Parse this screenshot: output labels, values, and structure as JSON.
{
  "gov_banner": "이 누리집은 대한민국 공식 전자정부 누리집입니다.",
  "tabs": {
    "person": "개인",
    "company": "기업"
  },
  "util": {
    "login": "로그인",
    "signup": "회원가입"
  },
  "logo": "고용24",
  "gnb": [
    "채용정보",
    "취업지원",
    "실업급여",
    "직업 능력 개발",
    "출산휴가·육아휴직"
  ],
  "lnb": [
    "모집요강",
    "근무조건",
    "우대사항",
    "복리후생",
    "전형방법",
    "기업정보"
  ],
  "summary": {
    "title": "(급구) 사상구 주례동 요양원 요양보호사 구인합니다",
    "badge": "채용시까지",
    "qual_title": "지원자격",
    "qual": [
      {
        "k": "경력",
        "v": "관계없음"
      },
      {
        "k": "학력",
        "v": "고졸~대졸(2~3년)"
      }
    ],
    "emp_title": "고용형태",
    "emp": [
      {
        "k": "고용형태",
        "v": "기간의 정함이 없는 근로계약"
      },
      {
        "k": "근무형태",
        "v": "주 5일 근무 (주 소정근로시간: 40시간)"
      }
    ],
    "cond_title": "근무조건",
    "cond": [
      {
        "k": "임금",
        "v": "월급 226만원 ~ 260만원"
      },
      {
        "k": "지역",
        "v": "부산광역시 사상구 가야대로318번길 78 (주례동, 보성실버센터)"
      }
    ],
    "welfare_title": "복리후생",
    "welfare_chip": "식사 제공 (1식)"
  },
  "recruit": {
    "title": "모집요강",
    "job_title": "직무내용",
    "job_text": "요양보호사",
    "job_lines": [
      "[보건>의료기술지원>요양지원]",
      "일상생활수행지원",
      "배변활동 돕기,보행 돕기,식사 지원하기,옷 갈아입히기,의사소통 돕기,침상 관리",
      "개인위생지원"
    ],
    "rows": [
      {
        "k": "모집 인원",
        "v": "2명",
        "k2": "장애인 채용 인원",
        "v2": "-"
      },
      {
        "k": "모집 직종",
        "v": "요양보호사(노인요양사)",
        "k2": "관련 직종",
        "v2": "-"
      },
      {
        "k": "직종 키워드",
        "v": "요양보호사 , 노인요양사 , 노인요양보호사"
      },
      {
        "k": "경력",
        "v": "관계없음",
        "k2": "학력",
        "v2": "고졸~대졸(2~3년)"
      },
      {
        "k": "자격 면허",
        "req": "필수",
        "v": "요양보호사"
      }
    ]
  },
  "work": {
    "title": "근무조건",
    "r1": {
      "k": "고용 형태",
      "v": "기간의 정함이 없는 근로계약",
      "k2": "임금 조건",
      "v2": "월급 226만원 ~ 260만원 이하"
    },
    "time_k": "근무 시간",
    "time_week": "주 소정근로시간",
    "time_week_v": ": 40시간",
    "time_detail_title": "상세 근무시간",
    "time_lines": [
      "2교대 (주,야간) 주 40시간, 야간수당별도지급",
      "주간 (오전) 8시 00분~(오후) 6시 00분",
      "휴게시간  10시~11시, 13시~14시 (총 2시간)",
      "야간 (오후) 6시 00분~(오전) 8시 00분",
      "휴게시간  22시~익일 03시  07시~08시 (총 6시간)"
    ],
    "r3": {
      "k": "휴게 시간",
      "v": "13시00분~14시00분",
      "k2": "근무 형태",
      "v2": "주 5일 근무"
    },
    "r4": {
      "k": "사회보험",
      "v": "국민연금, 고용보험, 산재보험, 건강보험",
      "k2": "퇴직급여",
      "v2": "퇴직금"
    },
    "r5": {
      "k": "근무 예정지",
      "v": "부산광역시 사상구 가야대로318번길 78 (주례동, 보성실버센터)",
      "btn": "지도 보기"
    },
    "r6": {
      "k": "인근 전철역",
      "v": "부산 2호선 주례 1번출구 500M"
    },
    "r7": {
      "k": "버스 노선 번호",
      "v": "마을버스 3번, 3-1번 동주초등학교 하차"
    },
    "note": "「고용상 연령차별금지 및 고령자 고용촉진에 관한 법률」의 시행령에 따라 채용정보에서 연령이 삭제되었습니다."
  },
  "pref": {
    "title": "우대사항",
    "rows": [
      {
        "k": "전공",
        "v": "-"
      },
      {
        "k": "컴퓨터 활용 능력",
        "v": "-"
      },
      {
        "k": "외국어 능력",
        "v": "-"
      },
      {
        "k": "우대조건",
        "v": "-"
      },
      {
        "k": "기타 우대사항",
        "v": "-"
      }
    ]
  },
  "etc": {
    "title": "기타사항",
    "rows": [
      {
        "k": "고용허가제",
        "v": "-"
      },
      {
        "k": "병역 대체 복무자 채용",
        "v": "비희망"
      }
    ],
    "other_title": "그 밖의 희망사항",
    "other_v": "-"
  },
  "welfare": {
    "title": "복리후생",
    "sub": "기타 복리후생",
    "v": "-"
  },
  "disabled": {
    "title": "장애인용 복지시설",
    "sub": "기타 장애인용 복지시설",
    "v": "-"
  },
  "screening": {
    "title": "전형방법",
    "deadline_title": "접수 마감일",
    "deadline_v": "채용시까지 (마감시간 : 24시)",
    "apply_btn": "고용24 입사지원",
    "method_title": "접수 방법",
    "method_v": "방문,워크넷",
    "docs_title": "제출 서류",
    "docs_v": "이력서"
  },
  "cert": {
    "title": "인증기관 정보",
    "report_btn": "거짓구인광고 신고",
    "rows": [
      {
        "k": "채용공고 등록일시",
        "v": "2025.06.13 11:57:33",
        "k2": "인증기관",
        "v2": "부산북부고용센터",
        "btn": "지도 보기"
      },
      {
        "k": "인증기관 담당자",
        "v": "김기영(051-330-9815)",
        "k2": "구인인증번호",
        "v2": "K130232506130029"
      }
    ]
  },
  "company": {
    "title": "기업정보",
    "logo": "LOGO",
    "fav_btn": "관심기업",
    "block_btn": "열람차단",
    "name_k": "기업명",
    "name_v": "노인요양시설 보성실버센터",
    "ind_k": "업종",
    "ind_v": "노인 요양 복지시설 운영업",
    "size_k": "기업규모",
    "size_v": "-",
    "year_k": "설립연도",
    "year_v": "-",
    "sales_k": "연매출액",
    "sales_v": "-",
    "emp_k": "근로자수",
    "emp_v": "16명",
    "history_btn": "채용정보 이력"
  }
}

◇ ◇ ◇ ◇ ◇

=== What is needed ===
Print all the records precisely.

=== Result for this task ===
Parse this screenshot: output labels, values, and structure as JSON.
{
  "gov_banner": "이 누리집은 대한민국 공식 전자정부 누리집입니다.",
  "tabs": {
    "person": "개인",
    "company": "기업"
  },
  "util": {
    "login": "로그인",
    "signup": "회원가입"
  },
  "logo": "고용24",
  "gnb": [
    "채용정보",
    "취업지원",
    "실업급여",
    "직업 능력 개발",
    "출산휴가·육아휴직"
  ],
  "lnb": [
    "모집요강",
    "근무조건",
    "우대사항",
    "복리후생",
    "전형방법",
    "기업정보"
  ],
  "summary": {
    "title": "(급구) 사상구 주례동 요양원 요양보호사 구인합니다",
    "badge": "채용시까지",
    "qual_title": "지원자격",
    "qual": [
      {
        "k": "경력",
        "v": "관계없음"
      },
      {
        "k": "학력",
        "v": "고졸~대졸(2~3년)"
      }
    ],
    "emp_title": "고용형태",
    "emp": [
      {
        "k": "고용형태",
        "v": "기간의 정함이 없는 근로계약"
      },
      {
        "k": "근무형태",
        "v": "주 5일 근무 (주 소정근로시간: 40시간)"
      }
    ],
    "cond_title": "근무조건",
    "cond": [
      {
        "k": "임금",
        "v": "월급 226만원 ~ 260만원"
      },
      {
        "k": "지역",
        "v": "부산광역시 사상구 가야대로318번길 78 (주례동, 보성실버센터)"
      }
    ],
    "welfare_title": "복리후생",
    "welfare_chip": "식사 제공 (1식)"
  },
  "recruit": {
    "title": "모집요강",
    "job_title": "직무내용",
    "job_text": "요양보호사",
    "job_lines": [
      "[보건>의료기술지원>요양지원]",
      "일상생활수행지원",
      "배변활동 돕기,보행 돕기,식사 지원하기,옷 갈아입히기,의사소통 돕기,침상 관리",
      "개인위생지원"
    ],
    "rows": [
      {
        "k": "모집 인원",
        "v": "2명",
        "k2": "장애인 채용 인원",
        "v2": "-"
      },
      {
        "k": "모집 직종",
        "v": "요양보호사(노인요양사)",
        "k2": "관련 직종",
        "v2": "-"
      },
      {
        "k": "직종 키워드",
        "v": "요양보호사 , 노인요양사 , 노인요양보호사"
      },
      {
        "k": "경력",
        "v": "관계없음",
        "k2": "학력",
        "v2": "고졸~대졸(2~3년)"
      },
      {
        "k": "자격 면허",
        "req": "필수",
        "v": "요양보호사"
      }
    ]
  },
  "work": {
    "title": "근무조건",
    "r1": {
      "k": "고용 형태",
      "v": "기간의 정함이 없는 근로계약",
      "k2": "임금 조건",
      "v2": "월급 226만원 ~ 260만원 이하"
    },
    "time_k": "근무 시간",
    "time_week": "주 소정근로시간",
    "time_week_v": ": 40시간",
    "time_detail_title": "상세 근무시간",
    "time_lines": [
      "2교대 (주,야간) 주 40시간, 야간수당별도지급",
      "주간 (오전) 8시 00분~(오후) 6시 00분",
      "휴게시간  10시~11시, 13시~14시 (총 2시간)",
      "야간 (오후) 6시 00분~(오전) 8시 00분",
      "휴게시간  22시~익일 03시  07시~08시 (총 6시간)"
    ],
    "r3": {
      "k": "휴게 시간",
      "v": "13시00분~14시00분",
      "k2": "근무 형태",
      "v2": "주 5일 근무"
    },
    "r4": {
      "k": "사회보험",
      "v": "국민연금, 고용보험, 산재보험, 건강보험",
      "k2": "퇴직급여",
      "v2": "퇴직금"
    },
    "r5": {
      "k": "근무 예정지",
      "v": "부산광역시 사상구 가야대로318번길 78 (주례동, 보성실버센터)",
      "btn": "지도 보기"
    },
    "r6": {
      "k": "인근 전철역",
      "v": "부산 2호선 주례 1번출구 500M"
    },
    "r7": {
      "k": "버스 노선 번호",
      "v": "마을버스 3번, 3-1번 동주초등학교 하차"
    },
    "note": "「고용상 연령차별금지 및 고령자 고용촉진에 관한 법률」의 시행령에 따라 채용정보에서 연령이 삭제되었습니다."
  },
  "pref": {
    "title": "우대사항",
    "rows": [
      {
        "k": "전공",
        "v": "-"
      },
      {
        "k": "컴퓨터 활용 능력",
        "v": "-"
      },
      {
        "k": "외국어 능력",
        "v": "-"
      },
      {
        "k": "우대조건",
        "v": "-"
      },
      {
        "k": "기타 우대사항",
        "v": "-"
      }
    ]
  },
  "etc": {
    "title": "기타사항",
    "rows": [
      {
        "k": "고용허가제",
        "v": "-"
      },
      {
        "k": "병역 대체 복무자 채용",
        "v": "비희망"
      }
    ],
    "other_title": "그 밖의 희망사항",
    "other_v": "-"
  },
  "welfare": {
    "title": "복리후생",
    "sub": "기타 복리후생",
    "v": "-"
  },
  "disabled": {
    "title": "장애인용 복지시설",
    "sub": "기타 장애인용 복지시설",
    "v": "-"
  },
  "screening": {
    "title": "전형방법",
    "deadline_title": "접수 마감일",
    "deadline_v": "채용시까지 (마감시간 : 24시)",
    "apply_btn": "고용24 입사지원",
    "method_title": "접수 방법",
    "method_v": "방문,워크넷",
    "docs_title": "제출 서류",
    "docs_v": "이력서"
  },
  "cert": {
    "title": "인증기관 정보",
    "report_btn": "거짓구인광고 신고",
    "rows": [
      {
        "k": "채용공고 등록일시",
        "v": "2025.06.13 11:57:33",
        "k2": "인증기관",
        "v2": "부산북부고용센터",
        "btn": "지도 보기"
      },
      {
        "k": "인증기관 담당자",
        "v": "김기영(051-330-9815)",
        "k2": "구인인증번호",
        "v2": "K130232506130029"
      }
    ]
  },
  "company": {
    "title": "기업정보",
    "logo": "LOGO",
    "fav_btn": "관심기업",
    "block_btn": "열람차단",
    "name_k": "기업명",
    "name_v": "노인요양시설 보성실버센터",
    "ind_k": "업종",
    "ind_v": "노인 요양 복지시설 운영업",
    "size_k": "기업규모",
    "size_v": "-",
    "year_k": "설립연도",
    "year_v": "-",
    "sales_k": "연매출액",
    "sales_v": "-",
    "emp_k": "근로자수",
    "emp_v": "16명",
    "history_btn": "채용정보 이력"
  }
}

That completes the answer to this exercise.